Justin Rose - $6,900 (40-1)
Even though Rose is starting far back, we like him a lot. Why he is priced so low in comparison to the other guys who will also start at 2-under and tied for 11th place, we have no idea. But he's finished top-10 in his past six visits to East Lake, and four of those have been top-5s, including last year's T4.
Kevin Kisner - $6,600 (125-1)
As we noted above, Kisner will begin tied with with Rickie Fowler at 2-under/11th place, but he comes in $2,000 cheaper. Kisner has turned it on in the playoffs, tying for 12th at the Northern Trust and ninth at the BMW Championship. Clearly, he is still in the running for a Presidents Cup captain's pick – he showed his match play skills by winning the WGC match play event earlier this year. This will be Kisner's fourth straight start at the Tour Championship; he finished third last year.
Louis Oosthuizen - $5,700 (200-1)

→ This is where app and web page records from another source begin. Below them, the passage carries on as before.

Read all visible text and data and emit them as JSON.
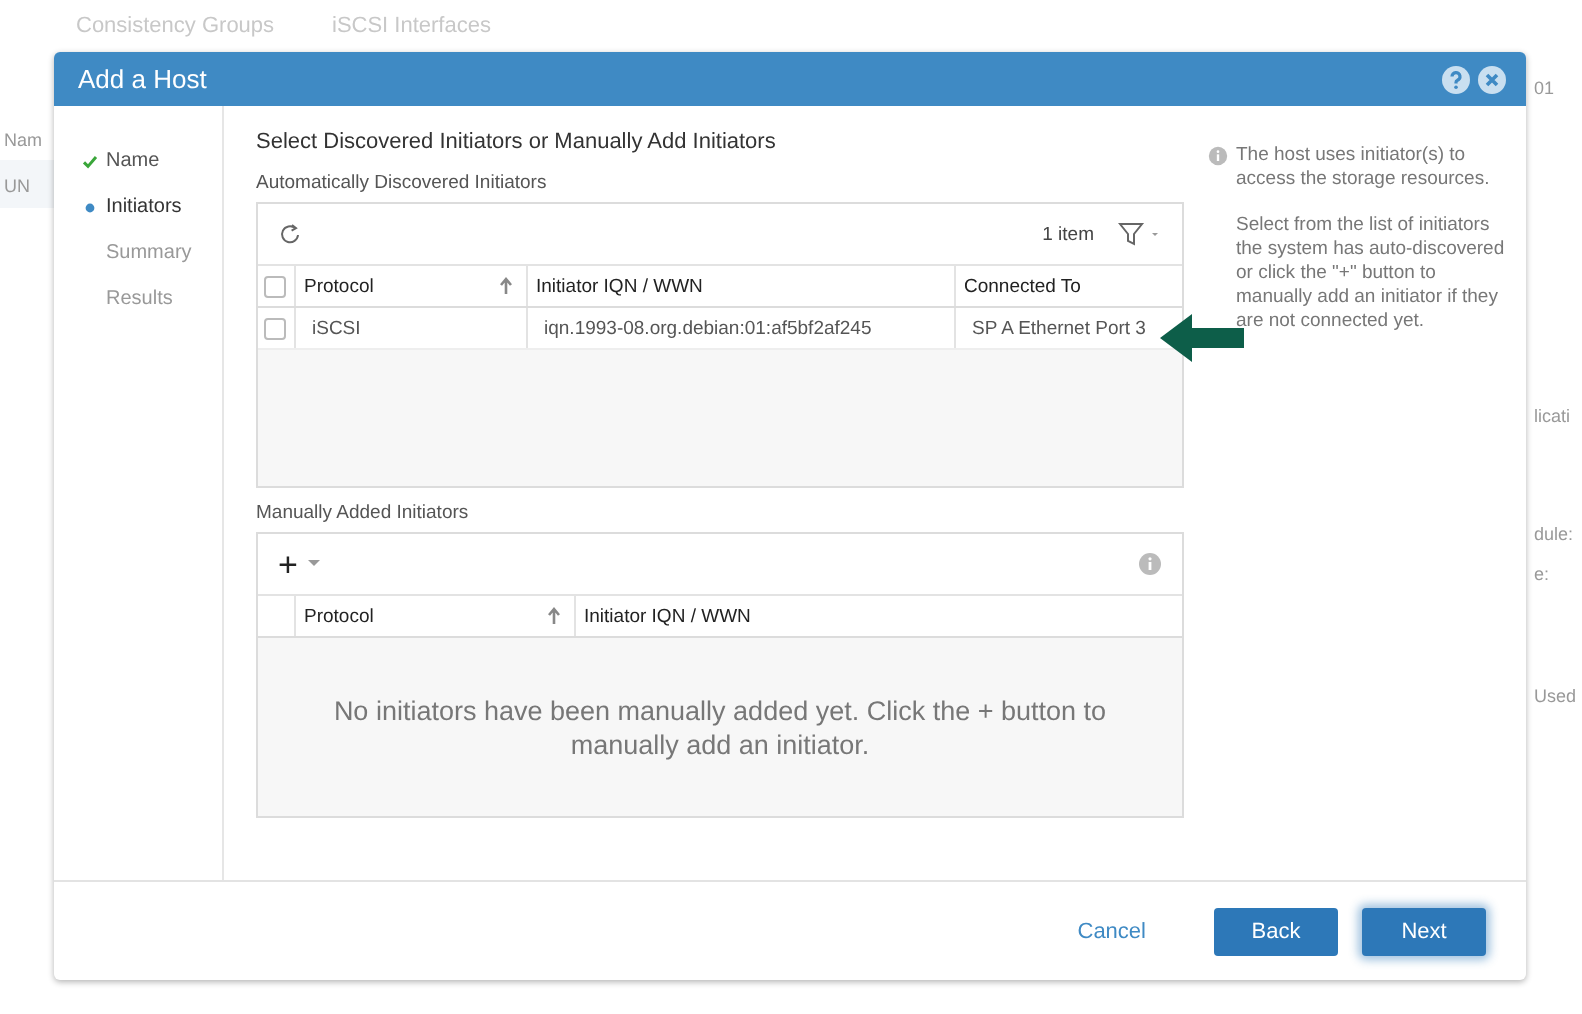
{
  "background": {
    "tabs": [
      "Consistency Groups",
      "iSCSI Interfaces"
    ],
    "fragments": [
      "Nam",
      "UN",
      "01",
      "licati",
      "dule:",
      "e:",
      "Used"
    ]
  },
  "dialog": {
    "title": "Add a Host",
    "steps": [
      {
        "label": "Name",
        "completed": true,
        "selected": false
      },
      {
        "label": "Initiators",
        "completed": false,
        "selected": true
      },
      {
        "label": "Summary",
        "completed": false,
        "selected": false
      },
      {
        "label": "Results",
        "completed": false,
        "selected": false
      }
    ],
    "heading": "Select Discovered Initiators or Manually Add Initiators",
    "discovered": {
      "label": "Automatically Discovered Initiators",
      "count": "1 item",
      "all_checked": false,
      "columns": [
        {
          "title": "Protocol",
          "sorted": true
        },
        {
          "title": "Initiator IQN / WWN",
          "sorted": false
        },
        {
          "title": "Connected To",
          "sorted": false
        }
      ],
      "rows": [
        {
          "checked": false,
          "cells": [
            "iSCSI",
            "iqn.1993-08.org.debian:01:af5bf2af245",
            "SP A Ethernet Port 3"
          ]
        }
      ]
    },
    "manual": {
      "label": "Manually Added Initiators",
      "add": "+",
      "columns": [
        {
          "title": "Protocol",
          "sorted": true
        },
        {
          "title": "Initiator IQN / WWN",
          "sorted": false
        }
      ],
      "empty": "No initiators have been manually added yet. Click the + button to manually add an initiator."
    },
    "help": [
      "The host uses initiator(s) to access the storage resources.",
      "Select from the list of initiators the system has auto-discovered or click the \"+\" button to manually add an initiator if they are not connected yet."
    ],
    "buttons": [
      {
        "label": "Cancel",
        "kind": "link"
      },
      {
        "label": "Back",
        "kind": "primary"
      },
      {
        "label": "Next",
        "kind": "focused"
      }
    ]
  }
}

Yes, Oosthuizen will begin as far back as possible, at even par and in a tie for 26th place. But he has been quietly good all year. He's never had much success at East Lake, but he also hasn't played there much, not since withdrawing in 2015. Oosthuizen is riding four straight top-20s and they've all come in big-time tournaments: the Open, the WGC in Memphis and the two playoff events.
Lucas Glover - $5,200 (300-1)
Glover battled over the final two months of the season to land at East Lake for the first time in a decade. After two top-10s and another top-20 since July, he tied for seventh last week at Medinah to finally crack the top 30. After beginning the year 136th in the Official World Golf Ranking, Glover is now up to 63rd. Yes, he starts way, way back at even par and in a tie for 26th place. But Glover's accuracy should help him climb the leaderboard a bit, and at a very lineup-friendly price tag.